[Start of section]

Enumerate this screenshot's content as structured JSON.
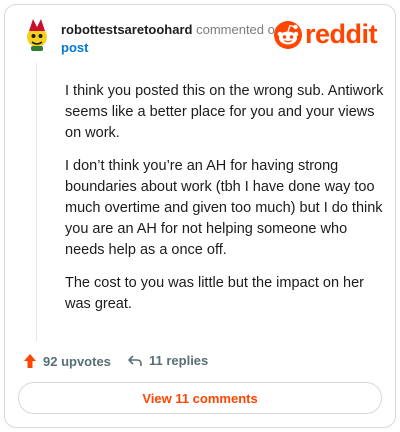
{
  "comment": {
    "username": "robottestsaretoohard",
    "action_text": "commented on",
    "post_link": "post",
    "brand": "reddit",
    "brand_color": "#ff4500",
    "paragraphs": [
      "I think you posted this on the wrong sub. Antiwork seems like a better place for you and your views on work.",
      "I don’t think you’re an AH for having strong boundaries about work (tbh I have done way too much overtime and given too much) but I do think you are an AH for not helping someone who needs help as a once off.",
      "The cost to you was little but the impact on her was great."
    ]
  },
  "footer": {
    "upvotes_label": "92 upvotes",
    "upvote_icon": "upvote-arrow-icon",
    "replies_label": "11 replies",
    "reply_icon": "reply-arrow-icon",
    "view_comments_label": "View 11 comments"
  }
}
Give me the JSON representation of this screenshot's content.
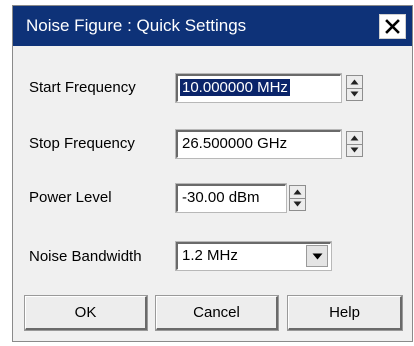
{
  "dialog": {
    "title": "Noise Figure : Quick Settings",
    "close_label": "X"
  },
  "fields": {
    "start_frequency": {
      "label": "Start Frequency",
      "value": "10.000000 MHz"
    },
    "stop_frequency": {
      "label": "Stop Frequency",
      "value": "26.500000 GHz"
    },
    "power_level": {
      "label": "Power Level",
      "value": "-30.00 dBm"
    },
    "noise_bandwidth": {
      "label": "Noise Bandwidth",
      "value": "1.2 MHz"
    }
  },
  "buttons": {
    "ok": "OK",
    "cancel": "Cancel",
    "help": "Help"
  },
  "colors": {
    "titlebar": "#0e3278",
    "selection": "#0a246a",
    "dialog_bg": "#f0f0f0"
  },
  "icons": [
    "close-icon",
    "spin-up-icon",
    "spin-down-icon",
    "chevron-down-icon"
  ]
}
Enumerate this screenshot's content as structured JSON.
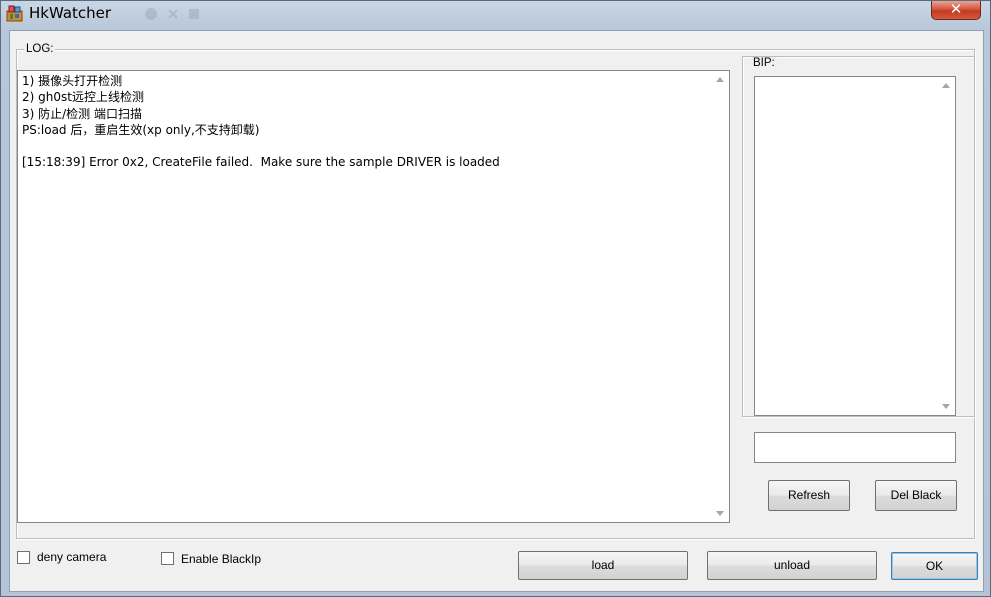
{
  "window": {
    "title": "HkWatcher",
    "close_glyph": "✕"
  },
  "log": {
    "label": "LOG:",
    "lines": [
      "1) 摄像头打开检测",
      "2) gh0st远控上线检测",
      "3) 防止/检测 端口扫描",
      "PS:load 后，重启生效(xp only,不支持卸载)",
      "",
      "[15:18:39] Error 0x2, CreateFile failed.  Make sure the sample DRIVER is loaded"
    ]
  },
  "bip": {
    "label": "BIP:",
    "input_value": ""
  },
  "buttons": {
    "refresh": "Refresh",
    "del_black": "Del Black",
    "load": "load",
    "unload": "unload",
    "ok": "OK"
  },
  "checkboxes": {
    "deny_camera": {
      "label": "deny camera",
      "checked": false
    },
    "enable_blackip": {
      "label": "Enable BlackIp",
      "checked": false
    }
  },
  "colors": {
    "close_button": "#c9452c",
    "client_bg": "#f0f0f0"
  }
}
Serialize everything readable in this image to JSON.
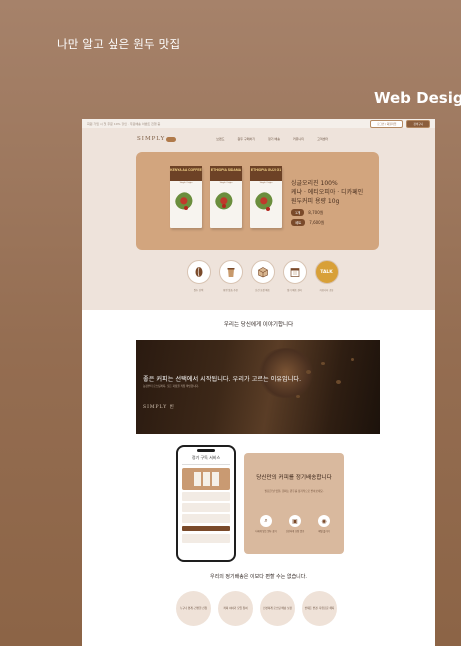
{
  "outer": {
    "title": "나만 알고 싶은 원두 맛집",
    "tag": "Web Design"
  },
  "topbar": {
    "notice": "회원 가입 시 첫 주문 10% 할인 · 무료배송 이벤트 진행 중",
    "login": "로그인 / 회원가입",
    "cart": "장바구니"
  },
  "nav": {
    "logo_left": "SIMPLY",
    "logo_right": "빈",
    "menu": [
      "브랜드",
      "원두 구매하기",
      "정기 배송",
      "커뮤니티",
      "고객센터"
    ]
  },
  "banner": {
    "bags": [
      {
        "name": "KENYA AA COFFEE",
        "sub": "Single Origin"
      },
      {
        "name": "ETHIOPIA SIDAMA",
        "sub": "Single Origin"
      },
      {
        "name": "ETHIOPIA GUJI G1",
        "sub": "Single Origin"
      }
    ],
    "line1": "싱글오리진 100%",
    "line2": "케냐 · 에티오피아 · 디카페인",
    "line3": "원두커피 용량 10g",
    "price_label_1": "1개",
    "price_value_1": "8,700원",
    "price_label_2": "세트",
    "price_value_2": "7,600원"
  },
  "features": [
    {
      "icon": "coffee-bean-icon",
      "label": "원두 선택"
    },
    {
      "icon": "cup-icon",
      "label": "취향 맞춤 추천"
    },
    {
      "icon": "box-icon",
      "label": "신선 포장 배송"
    },
    {
      "icon": "calendar-icon",
      "label": "정기 배송 관리"
    },
    {
      "icon": "talk-icon",
      "label": "커뮤니티 공유",
      "badge": "TALK"
    }
  ],
  "story": {
    "title": "우리는 당신에게 이야기합니다",
    "headline": "좋은 커피는 선택에서 시작됩니다. 우리가 고르는 이유입니다.",
    "sub": "농장부터 로스팅까지, 모든 과정을 직접 확인합니다.",
    "logo": "SIMPLY 빈"
  },
  "phone": {
    "title": "정기 구독 서비스"
  },
  "subscription": {
    "title": "당신만의 커피를 정기배송합니다",
    "desc": "필요한 날 맞춰, 원하는 원두를 정기적으로 받아보세요.",
    "icons": [
      {
        "icon": "search-icon",
        "label": "나에게 맞는 원두 찾기",
        "glyph": "⌕"
      },
      {
        "icon": "box-icon",
        "label": "신선하게 포장 발송",
        "glyph": "▣"
      },
      {
        "icon": "coffee-bean-icon",
        "label": "매일 즐기기",
        "glyph": "◉"
      }
    ]
  },
  "benefits": {
    "title": "우리의 정기배송은 이보다 편할 수는 없습니다.",
    "items": [
      "누구나 쉽게, 간편한 신청",
      "커피 이야기 모임 참여",
      "신선하게 로스팅 배송 보장",
      "언제든 변경, 자유로운 해지"
    ]
  },
  "colors": {
    "accent": "#8b5e3c",
    "banner": "#d2a57e",
    "card": "#d9b99e"
  }
}
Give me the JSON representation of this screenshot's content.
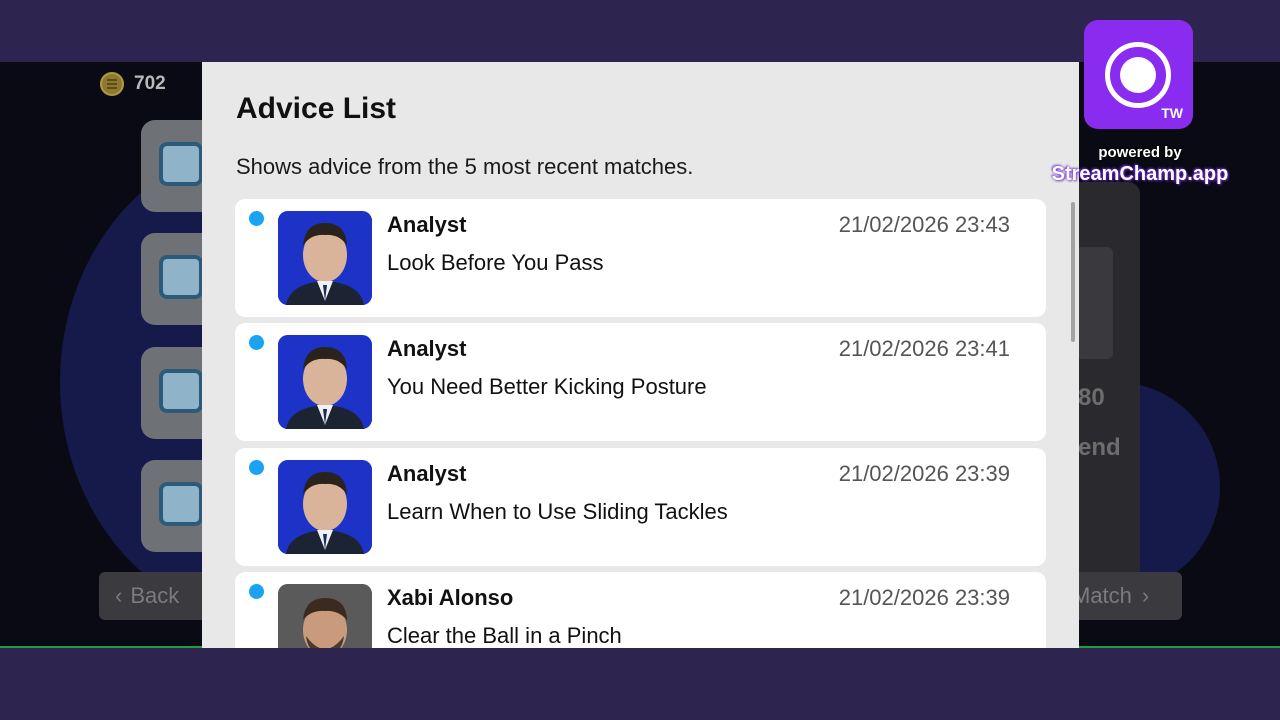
{
  "background": {
    "coins": "702",
    "back_button": "Back",
    "right_value": "80",
    "right_label": "end",
    "match_button": "Match"
  },
  "modal": {
    "title": "Advice List",
    "subtitle": "Shows advice from the 5 most recent matches.",
    "items": [
      {
        "author": "Analyst",
        "text": "Look Before You Pass",
        "time": "21/02/2026 23:43",
        "avatar": "analyst-avatar",
        "unread": true
      },
      {
        "author": "Analyst",
        "text": "You Need Better Kicking Posture",
        "time": "21/02/2026 23:41",
        "avatar": "analyst-avatar",
        "unread": true
      },
      {
        "author": "Analyst",
        "text": "Learn When to Use Sliding Tackles",
        "time": "21/02/2026 23:39",
        "avatar": "analyst-avatar",
        "unread": true
      },
      {
        "author": "Xabi Alonso",
        "text": "Clear the Ball in a Pinch",
        "time": "21/02/2026 23:39",
        "avatar": "xabi-alonso-avatar",
        "unread": true
      }
    ]
  },
  "overlay": {
    "badge": "TW",
    "powered_by": "powered by",
    "brand": "StreamChamp.app"
  },
  "colors": {
    "frame": "#2e2450",
    "unread_dot": "#1aa3f0",
    "brand": "#8a2cf0"
  }
}
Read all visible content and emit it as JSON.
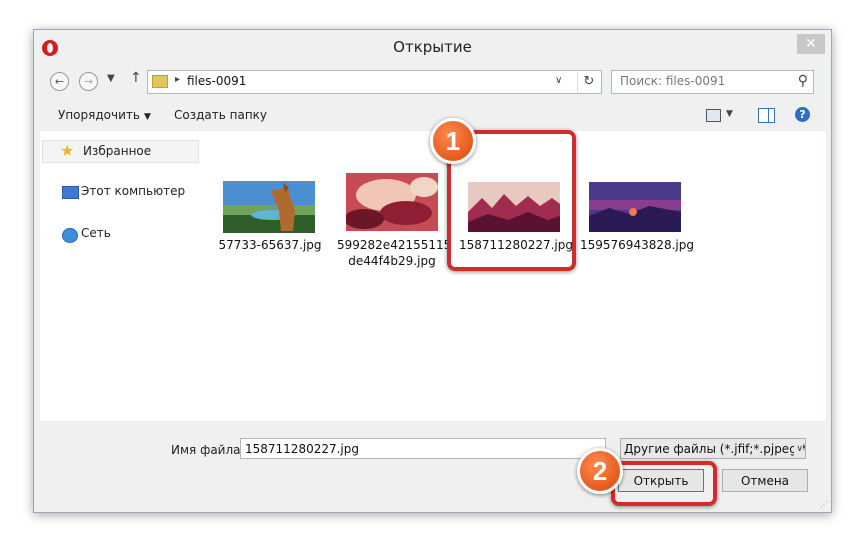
{
  "window": {
    "title": "Открытие",
    "close_glyph": "✕"
  },
  "nav": {
    "back_glyph": "←",
    "forward_glyph": "→",
    "recent_glyph": "▼",
    "up_glyph": "↑",
    "address": {
      "arrow": "▸",
      "path": "files-0091",
      "dropdown_glyph": "∨",
      "refresh_glyph": "↻"
    },
    "search": {
      "placeholder": "Поиск: files-0091",
      "icon_glyph": "⚲"
    }
  },
  "toolbar": {
    "organize_label": "Упорядочить",
    "organize_arrow": "▼",
    "new_folder_label": "Создать папку",
    "view_drop_glyph": "▼",
    "help_glyph": "?"
  },
  "sidebar": {
    "items": [
      {
        "label": "Избранное",
        "icon": "star-icon",
        "icon_glyph": "★"
      },
      {
        "label": "Этот компьютер",
        "icon": "computer-icon"
      },
      {
        "label": "Сеть",
        "icon": "network-icon"
      }
    ]
  },
  "files": [
    {
      "name": "57733-65637.jpg",
      "name_line2": ""
    },
    {
      "name": "599282e42155115",
      "name_line2": "de44f4b29.jpg"
    },
    {
      "name": "158711280227.jpg",
      "name_line2": ""
    },
    {
      "name": "159576943828.jpg",
      "name_line2": ""
    }
  ],
  "bottom": {
    "filename_label": "Имя файла:",
    "filename_value": "158711280227.jpg",
    "filetype_value": "Другие файлы (*.jfif;*.pjpeg;*.j",
    "filetype_arrow": "∨",
    "open_label": "Открыть",
    "cancel_label": "Отмена"
  },
  "annotations": [
    {
      "number": "1"
    },
    {
      "number": "2"
    }
  ],
  "colors": {
    "highlight": "#d32b2b",
    "badge": "#e45a1c",
    "accent": "#3c7fb1"
  }
}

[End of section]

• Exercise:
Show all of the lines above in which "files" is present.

• Reply:
      "path": "files-0091",
      "placeholder": "Поиск: files-0091",
  "files": [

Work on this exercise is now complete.